- **BRIEF**
Every line in the records below that holds the word "image" is to be copied.

- **EXERCISE DATA**

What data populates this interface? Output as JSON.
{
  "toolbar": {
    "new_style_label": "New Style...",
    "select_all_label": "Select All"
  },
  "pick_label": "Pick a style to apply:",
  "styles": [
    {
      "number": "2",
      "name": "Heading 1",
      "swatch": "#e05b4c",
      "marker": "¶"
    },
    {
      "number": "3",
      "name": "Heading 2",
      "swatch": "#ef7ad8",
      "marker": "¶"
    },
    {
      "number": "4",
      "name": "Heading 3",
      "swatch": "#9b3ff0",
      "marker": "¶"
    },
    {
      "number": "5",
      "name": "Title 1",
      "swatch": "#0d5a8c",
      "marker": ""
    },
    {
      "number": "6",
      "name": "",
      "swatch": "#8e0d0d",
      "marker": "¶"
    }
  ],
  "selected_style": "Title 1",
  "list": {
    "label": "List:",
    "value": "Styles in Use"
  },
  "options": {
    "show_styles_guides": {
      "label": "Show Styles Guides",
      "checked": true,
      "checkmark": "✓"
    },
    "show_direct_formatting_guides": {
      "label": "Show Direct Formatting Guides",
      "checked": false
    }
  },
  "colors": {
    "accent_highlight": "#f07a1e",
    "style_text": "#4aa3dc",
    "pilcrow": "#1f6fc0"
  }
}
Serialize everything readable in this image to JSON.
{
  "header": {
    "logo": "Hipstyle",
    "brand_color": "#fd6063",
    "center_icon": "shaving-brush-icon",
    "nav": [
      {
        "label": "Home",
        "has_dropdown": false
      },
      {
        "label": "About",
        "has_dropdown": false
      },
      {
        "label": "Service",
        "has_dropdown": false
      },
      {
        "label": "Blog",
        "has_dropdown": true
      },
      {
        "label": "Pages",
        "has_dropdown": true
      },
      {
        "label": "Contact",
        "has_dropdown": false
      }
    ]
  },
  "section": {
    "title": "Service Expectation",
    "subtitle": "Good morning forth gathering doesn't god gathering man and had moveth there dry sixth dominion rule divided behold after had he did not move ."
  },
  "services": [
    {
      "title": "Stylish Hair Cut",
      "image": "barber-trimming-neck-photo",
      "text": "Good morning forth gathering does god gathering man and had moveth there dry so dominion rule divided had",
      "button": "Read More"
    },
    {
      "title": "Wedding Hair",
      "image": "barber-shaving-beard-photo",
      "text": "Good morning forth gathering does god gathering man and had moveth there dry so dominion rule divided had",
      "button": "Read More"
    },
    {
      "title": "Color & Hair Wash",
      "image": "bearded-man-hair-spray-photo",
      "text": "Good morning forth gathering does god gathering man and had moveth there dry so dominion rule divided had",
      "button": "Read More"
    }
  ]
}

- **EXERCISE ANSWER**
Serialize everything readable in this image to JSON.
      "image": "barber-trimming-neck-photo",
      "image": "barber-shaving-beard-photo",
      "image": "bearded-man-hair-spray-photo",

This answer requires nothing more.